Corning Incorporated is an American manufacturer of glass, ceramic, and materials for the industrial and scientific applications. It was known as Corning Glass Works in 1875. Its strong commitment to innovation was known as the company’s roots. The company committed between four to six percent of its sales to Research, Development, and Engineering (RD&E). As of today, Corning has been primarily operating from Asia Pacific and North America in five market segments – Display Technologies, Environmental Technologies, Telecommunications, Life Sciences and Specialty Materials and two joint ventures – Dow Corning and Samsung Corning Precision Glass. The company had a history of science-based innovations following World War II and the strategy by management was research and “disruptive” and “on demand” product innovation.

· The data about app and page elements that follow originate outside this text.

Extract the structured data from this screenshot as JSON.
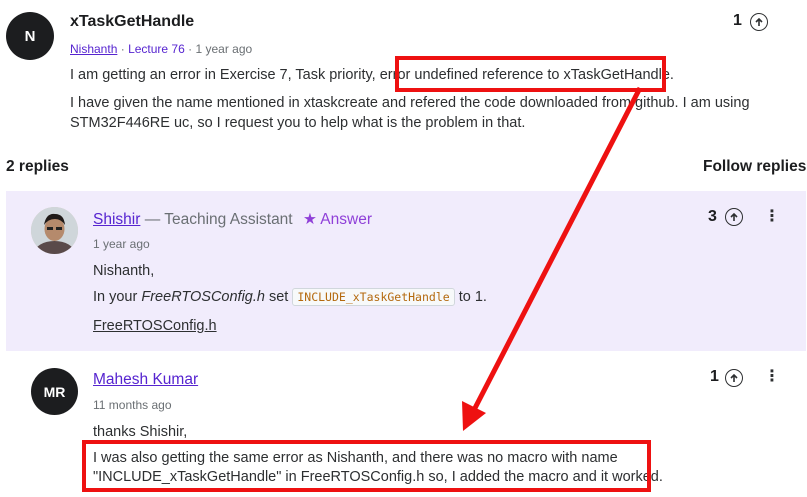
{
  "question": {
    "avatar_initial": "N",
    "title": "xTaskGetHandle",
    "author": "Nishanth",
    "lecture": "Lecture 76",
    "time": "1 year ago",
    "votes": "1",
    "line1_prefix": "I am getting an error in Exercise 7, Task priority, error",
    "line1_highlight": "undefined reference to xTaskGetHandle.",
    "line2": "I have given the name mentioned in xtaskcreate and refered the code downloaded from github. I am using",
    "line3": "STM32F446RE uc, so I request you to help what is the problem in that."
  },
  "replies_header": {
    "count_label": "2 replies",
    "follow_label": "Follow replies"
  },
  "reply1": {
    "author": "Shishir",
    "role": "— Teaching Assistant",
    "answer_badge": "Answer",
    "time": "1 year ago",
    "votes": "3",
    "greeting": "Nishanth,",
    "text_prefix": "In your",
    "file_italic": "FreeRTOSConfig.h",
    "text_set": "set",
    "code": "INCLUDE_xTaskGetHandle",
    "text_suffix": "to 1.",
    "link": "FreeRTOSConfig.h"
  },
  "reply2": {
    "avatar_initials": "MR",
    "author": "Mahesh Kumar",
    "time": "11 months ago",
    "votes": "1",
    "line1": "thanks Shishir,",
    "line2": "I was also getting the same error as Nishanth, and there was no macro with name",
    "line3": "\"INCLUDE_xTaskGetHandle\" in FreeRTOSConfig.h so, I added the macro and it worked."
  },
  "icons": {
    "upvote": "arrow-up-circle-icon",
    "more": "kebab-icon",
    "star": "star-icon"
  },
  "colors": {
    "accent": "#5624d0",
    "answer": "#8f3fd8",
    "highlight": "#ee1111",
    "reply_bg": "#f1ecfc"
  }
}
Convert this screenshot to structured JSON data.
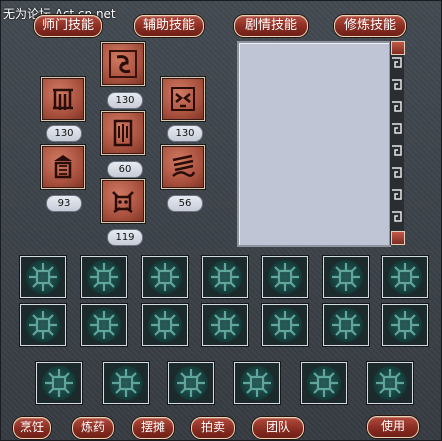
{
  "watermark": "无为论坛 Act.cn.net",
  "top_tabs": [
    {
      "label": "师门技能"
    },
    {
      "label": "辅助技能"
    },
    {
      "label": "剧情技能"
    },
    {
      "label": "修炼技能"
    }
  ],
  "skills": [
    {
      "icon": "scroll-rune-icon",
      "value": "130"
    },
    {
      "icon": "claw-rune-icon",
      "value": "130"
    },
    {
      "icon": "gate-rune-icon",
      "value": "60"
    },
    {
      "icon": "mask-rune-icon",
      "value": "130"
    },
    {
      "icon": "tower-rune-icon",
      "value": "93"
    },
    {
      "icon": "wave-rune-icon",
      "value": "56"
    },
    {
      "icon": "beast-rune-icon",
      "value": "119"
    }
  ],
  "bottom_buttons": [
    {
      "label": "烹饪"
    },
    {
      "label": "炼药"
    },
    {
      "label": "摆摊"
    },
    {
      "label": "拍卖"
    },
    {
      "label": "团队"
    },
    {
      "label": "使用"
    }
  ],
  "slot_icon": "jade-knot-icon",
  "colors": {
    "button_red": "#8a2d22",
    "panel_gray": "#c0c5d5",
    "skill_tile": "#a8503e",
    "slot_jade": "#295e5a"
  }
}
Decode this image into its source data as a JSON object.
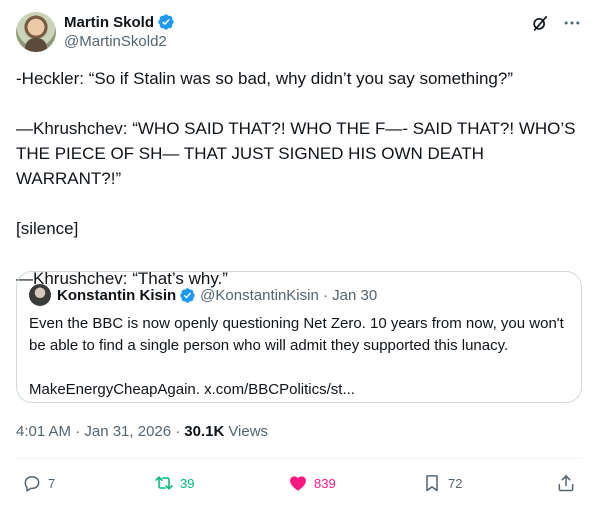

They have shown many strengths and weaknesses – strong industry recognition with a track record of successful innovation, focus on RD&E, diversified product portfolios and balanced revenue streams – narrowing market with intense competition and environmental regulations.
With a strong passion for innovation, Corning has been creating many deep technological products to be used as material for other new application such as heat-resistant glass in 1908. In 1912, this product was being reused to develop the shatterproof lanterns for the railroad. Their products were first used for scientific purposes and later for consumer cook-ware products. By realizing the improvement in optical glassmaking, Corning had started to produce the television tubes project and it made the TV affordable to the consumers’ market during 1970s. However, this project considered a steep loss in profit and productivity because of the competition from Japanese imports. Corning went through many changes including lay-offs, selling or closing many plants in order to rebound. The following years, company made a partial recovery.
In the late 1990s (the Telecom bubble), there were the unusual high demand for optical fiber in the market. Seeing it as the huge opportunity, the company expanded its originally developed optical fiber operations significantly, and heavily invested in production capacity. Its revenue jumped from $5 billion in 1999 to more than $7 billion in 2000. However, the collapse in 2000 of the dot-com market had a major impact on the company. The telecom sales dropped to $1.6 billion from $5 billion within six months since July 2001.
Once again, Corning had to go into the reorganization phase to dramatically reduce the costs. Since 1950 to 1980, the company introduced many advanced products from ceramic heating resistant shields and glass windshields for Apollo program to the use of fiber optic in telecommunication. In the late 1990s, the company profits increased tremendously during the dot-com boom. Corning From WWI and WWII, Corning developed many deep technological products such as high quality glass with consistent color which can make glass more viable material for new application.